The side effects of Bush fatigue.
After five years of tax cuts, pork barrel, and earmarks, we don't really know whether Bush caved to congressional Republicans' special-interest agenda or caved to his. Until now, Bush and Congress haven't even had any near-misses with the veto pen. For all the current carping about executive overreach, Bush may be guilty of executive atrophy instead.
Indeed, that could explain Bush's year-long, all-bums-on-deck push to drive down his own popularity. In a polarized electorate, it's nearly impossible to sink to 34 percent approval unless you're doing it on purpose. Harrison and Taylor were so dedicated to a weak presidency that they offed themselves, one by catching a cold, the other by stuffing himself with cherries. Thanks to modern medicine, a 34 percent approval rating is the closest a man in good shape can come to dying in office. What better way to honor the Whig principle of limiting executive power than to be an abject failure as president?
Then again, Bush himself may be the one desperate to break free. For five years, like a good Whig, he has gone along with DeLay's agenda—no questions asked, no bills vetoed. Now, after the Abramoff scandal, he sees that the Republican Congress is headed upriver, destined to ice his legacy along with it. From that vantage point, Bush's support for the Dubai ports deal isn't a colossal political blunder; it's a refugee's desperate cry for help.
Whig or no Whig, Bush will continue to be a washout unless he steps up to cast that first veto. For inspiration, he might look to another Whig predecessor, John Tyler, whose nickname was "His Accidency." After Harrison died and Tyler took his place, leader Henry Clay expected him to rubber stamp the Whig agenda. But President Tyler vetoed ten bills, including Clay's proposal to overhaul the banking system. Tyler's Cabinet quit, and Whigs threw him out of the party. He left office after three years, bought a plantation, and named it "Sherwood Forest" because he considered himself a political outlaw.

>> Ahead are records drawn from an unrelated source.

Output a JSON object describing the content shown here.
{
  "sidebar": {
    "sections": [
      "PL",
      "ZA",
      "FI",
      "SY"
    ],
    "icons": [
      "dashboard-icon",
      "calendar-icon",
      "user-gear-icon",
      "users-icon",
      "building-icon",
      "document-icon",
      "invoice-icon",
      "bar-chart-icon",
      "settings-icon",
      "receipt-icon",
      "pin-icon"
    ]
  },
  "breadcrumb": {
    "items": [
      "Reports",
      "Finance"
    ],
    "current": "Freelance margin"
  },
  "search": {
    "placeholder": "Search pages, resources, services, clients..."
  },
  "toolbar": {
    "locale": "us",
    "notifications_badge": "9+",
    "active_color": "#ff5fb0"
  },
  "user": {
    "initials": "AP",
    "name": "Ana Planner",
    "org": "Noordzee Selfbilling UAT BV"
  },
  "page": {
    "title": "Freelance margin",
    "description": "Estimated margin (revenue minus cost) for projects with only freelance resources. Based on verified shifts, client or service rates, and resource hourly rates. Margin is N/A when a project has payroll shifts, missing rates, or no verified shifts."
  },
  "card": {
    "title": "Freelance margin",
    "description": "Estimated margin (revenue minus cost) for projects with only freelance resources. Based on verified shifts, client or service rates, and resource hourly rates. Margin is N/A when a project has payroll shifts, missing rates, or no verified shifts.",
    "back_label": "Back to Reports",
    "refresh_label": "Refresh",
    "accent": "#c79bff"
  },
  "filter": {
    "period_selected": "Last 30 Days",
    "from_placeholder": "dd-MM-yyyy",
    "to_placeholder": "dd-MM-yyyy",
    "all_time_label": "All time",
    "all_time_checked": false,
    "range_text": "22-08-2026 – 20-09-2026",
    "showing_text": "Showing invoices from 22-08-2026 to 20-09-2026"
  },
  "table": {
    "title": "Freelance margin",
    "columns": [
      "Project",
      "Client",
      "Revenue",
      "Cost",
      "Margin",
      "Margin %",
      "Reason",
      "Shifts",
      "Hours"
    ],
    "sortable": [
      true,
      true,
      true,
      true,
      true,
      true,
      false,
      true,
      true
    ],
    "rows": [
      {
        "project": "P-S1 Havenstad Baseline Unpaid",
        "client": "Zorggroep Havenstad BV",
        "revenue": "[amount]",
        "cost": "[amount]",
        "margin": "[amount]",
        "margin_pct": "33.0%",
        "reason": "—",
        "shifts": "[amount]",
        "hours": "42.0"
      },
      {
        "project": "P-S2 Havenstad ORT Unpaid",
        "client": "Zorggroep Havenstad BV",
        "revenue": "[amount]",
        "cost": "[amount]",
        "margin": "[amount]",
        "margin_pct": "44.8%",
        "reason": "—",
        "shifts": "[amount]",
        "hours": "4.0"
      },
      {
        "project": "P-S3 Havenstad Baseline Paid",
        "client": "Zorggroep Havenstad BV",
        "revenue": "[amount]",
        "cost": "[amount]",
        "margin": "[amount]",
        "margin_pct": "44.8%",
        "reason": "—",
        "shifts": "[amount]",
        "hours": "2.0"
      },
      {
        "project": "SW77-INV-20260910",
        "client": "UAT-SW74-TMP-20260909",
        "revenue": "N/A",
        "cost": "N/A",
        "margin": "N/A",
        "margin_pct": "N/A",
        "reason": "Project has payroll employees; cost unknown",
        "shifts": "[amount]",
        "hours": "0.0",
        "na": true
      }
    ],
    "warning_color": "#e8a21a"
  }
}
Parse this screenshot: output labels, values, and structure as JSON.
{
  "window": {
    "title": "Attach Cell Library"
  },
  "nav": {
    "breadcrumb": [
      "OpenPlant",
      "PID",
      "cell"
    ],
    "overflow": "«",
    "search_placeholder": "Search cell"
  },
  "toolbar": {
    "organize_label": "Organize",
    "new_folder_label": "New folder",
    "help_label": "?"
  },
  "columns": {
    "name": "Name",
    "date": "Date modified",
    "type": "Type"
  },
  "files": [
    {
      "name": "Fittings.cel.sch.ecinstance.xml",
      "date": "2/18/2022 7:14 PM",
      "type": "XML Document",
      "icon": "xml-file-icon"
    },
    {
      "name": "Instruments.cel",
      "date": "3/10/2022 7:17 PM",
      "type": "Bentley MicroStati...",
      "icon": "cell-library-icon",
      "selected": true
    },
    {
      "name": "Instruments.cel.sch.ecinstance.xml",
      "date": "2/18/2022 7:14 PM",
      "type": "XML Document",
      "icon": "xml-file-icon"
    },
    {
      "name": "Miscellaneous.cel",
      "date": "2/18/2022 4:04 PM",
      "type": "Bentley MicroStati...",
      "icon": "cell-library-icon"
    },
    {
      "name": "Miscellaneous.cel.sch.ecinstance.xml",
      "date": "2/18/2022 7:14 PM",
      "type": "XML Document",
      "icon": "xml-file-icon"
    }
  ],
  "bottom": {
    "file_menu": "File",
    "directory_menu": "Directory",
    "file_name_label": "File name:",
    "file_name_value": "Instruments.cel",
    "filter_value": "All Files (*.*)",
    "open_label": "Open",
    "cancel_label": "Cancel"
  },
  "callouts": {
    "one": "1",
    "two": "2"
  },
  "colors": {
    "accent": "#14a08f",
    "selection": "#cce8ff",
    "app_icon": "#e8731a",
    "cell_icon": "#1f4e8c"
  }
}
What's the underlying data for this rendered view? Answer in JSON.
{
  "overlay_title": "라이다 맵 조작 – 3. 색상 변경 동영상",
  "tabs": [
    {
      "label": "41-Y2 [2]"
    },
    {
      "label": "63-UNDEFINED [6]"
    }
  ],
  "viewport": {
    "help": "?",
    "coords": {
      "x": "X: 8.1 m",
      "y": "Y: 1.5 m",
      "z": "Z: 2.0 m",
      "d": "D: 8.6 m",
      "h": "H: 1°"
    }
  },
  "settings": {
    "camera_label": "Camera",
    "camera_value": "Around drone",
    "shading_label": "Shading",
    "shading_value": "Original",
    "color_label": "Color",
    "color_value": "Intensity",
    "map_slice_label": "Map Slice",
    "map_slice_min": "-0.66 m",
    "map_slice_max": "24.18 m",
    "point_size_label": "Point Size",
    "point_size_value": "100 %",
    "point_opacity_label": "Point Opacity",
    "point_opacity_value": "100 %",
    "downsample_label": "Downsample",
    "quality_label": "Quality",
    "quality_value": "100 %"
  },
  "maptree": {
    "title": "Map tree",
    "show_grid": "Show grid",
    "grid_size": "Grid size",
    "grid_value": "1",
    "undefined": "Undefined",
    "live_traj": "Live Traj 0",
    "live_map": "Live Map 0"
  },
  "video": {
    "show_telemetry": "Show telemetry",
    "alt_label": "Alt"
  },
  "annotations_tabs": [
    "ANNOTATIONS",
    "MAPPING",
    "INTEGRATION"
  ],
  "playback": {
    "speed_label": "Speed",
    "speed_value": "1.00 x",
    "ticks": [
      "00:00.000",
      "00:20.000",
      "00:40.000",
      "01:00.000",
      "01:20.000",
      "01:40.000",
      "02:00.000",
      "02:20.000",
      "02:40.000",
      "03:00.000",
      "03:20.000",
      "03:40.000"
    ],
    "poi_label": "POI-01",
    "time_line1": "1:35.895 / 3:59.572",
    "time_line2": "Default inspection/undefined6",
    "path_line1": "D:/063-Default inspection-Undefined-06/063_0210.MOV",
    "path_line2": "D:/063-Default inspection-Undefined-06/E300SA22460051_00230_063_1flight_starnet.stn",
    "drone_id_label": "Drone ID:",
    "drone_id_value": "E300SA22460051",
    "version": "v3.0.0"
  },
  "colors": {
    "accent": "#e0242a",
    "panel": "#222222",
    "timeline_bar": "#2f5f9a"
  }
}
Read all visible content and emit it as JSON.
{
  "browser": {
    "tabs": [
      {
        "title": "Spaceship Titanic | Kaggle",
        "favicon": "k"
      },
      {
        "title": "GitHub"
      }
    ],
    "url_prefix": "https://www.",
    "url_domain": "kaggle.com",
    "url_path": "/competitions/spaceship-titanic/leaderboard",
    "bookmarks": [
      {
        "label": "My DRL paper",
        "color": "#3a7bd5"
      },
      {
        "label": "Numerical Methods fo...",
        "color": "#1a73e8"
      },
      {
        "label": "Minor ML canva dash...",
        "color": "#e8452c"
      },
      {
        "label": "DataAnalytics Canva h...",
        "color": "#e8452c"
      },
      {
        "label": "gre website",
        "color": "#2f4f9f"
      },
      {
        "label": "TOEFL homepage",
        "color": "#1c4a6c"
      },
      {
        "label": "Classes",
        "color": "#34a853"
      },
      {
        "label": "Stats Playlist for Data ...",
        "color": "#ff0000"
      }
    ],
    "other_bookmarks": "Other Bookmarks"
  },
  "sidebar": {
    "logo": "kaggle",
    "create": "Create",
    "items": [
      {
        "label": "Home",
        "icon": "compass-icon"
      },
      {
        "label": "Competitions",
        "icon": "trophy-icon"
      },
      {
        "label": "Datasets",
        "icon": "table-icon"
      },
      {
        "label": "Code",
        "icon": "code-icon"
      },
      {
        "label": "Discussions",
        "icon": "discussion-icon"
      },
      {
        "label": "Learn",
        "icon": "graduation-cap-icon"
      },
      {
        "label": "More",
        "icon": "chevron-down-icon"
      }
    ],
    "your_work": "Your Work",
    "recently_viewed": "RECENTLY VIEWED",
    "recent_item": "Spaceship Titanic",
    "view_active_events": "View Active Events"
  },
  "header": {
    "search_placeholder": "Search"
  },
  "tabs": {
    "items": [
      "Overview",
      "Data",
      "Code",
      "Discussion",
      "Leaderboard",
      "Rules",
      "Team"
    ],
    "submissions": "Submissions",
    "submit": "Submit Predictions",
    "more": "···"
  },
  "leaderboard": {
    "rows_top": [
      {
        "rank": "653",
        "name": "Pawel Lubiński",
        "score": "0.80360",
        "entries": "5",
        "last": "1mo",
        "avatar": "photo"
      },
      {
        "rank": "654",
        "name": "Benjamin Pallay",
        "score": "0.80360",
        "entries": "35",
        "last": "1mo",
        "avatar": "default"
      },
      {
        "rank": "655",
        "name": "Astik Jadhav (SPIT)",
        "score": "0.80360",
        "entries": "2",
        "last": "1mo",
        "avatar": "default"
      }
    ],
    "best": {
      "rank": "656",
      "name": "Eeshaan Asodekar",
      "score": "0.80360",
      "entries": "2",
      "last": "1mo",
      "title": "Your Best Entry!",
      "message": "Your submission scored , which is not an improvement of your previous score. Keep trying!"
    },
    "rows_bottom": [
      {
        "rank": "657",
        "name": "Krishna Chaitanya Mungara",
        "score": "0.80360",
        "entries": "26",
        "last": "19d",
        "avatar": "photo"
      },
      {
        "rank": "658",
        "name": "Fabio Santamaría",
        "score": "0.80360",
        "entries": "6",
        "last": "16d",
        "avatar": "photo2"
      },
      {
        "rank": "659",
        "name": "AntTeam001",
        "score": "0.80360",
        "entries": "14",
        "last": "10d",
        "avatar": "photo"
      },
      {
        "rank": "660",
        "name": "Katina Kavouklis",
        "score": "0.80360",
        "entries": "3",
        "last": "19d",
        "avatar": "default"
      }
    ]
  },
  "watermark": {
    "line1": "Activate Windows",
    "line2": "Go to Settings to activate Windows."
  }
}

[They're still after him. Apparently, living politicians, their staffs, and their opponents aren't the only ones dressing up their Wikipedia bios. Tyler has been dead for almost 150 years, but on Thursday morning, his Wikipedia bio included this surprising tidbit: "yasmine was hur,,,check me out on myspace...if u *****'z want it...come an get it."]
George H.W. Bush and his son have spent their presidencies trying to disprove Newsweek's 1987 cover, "Fighting the Wimp Factor." Yet if the current president can't bring himself to veto a single bill from this Republican Congress, we'll know he's not just a wimp or a Know-Nothing. Move over, Millard Fillmore: The Whig Factor is back. 11:46 A.M. (link)
Bruce Reed, who was President Clinton's domestic policy adviser, is CEO of the Democratic Leadership Council and co-author with Rahm Emanuel of The Plan: Big Ideas for Change in America.E-mail him at firstname.lastname@example.org. Read his disclosure here.
Photograph of Barack Obama by Chip Somodevilla/Getty Images.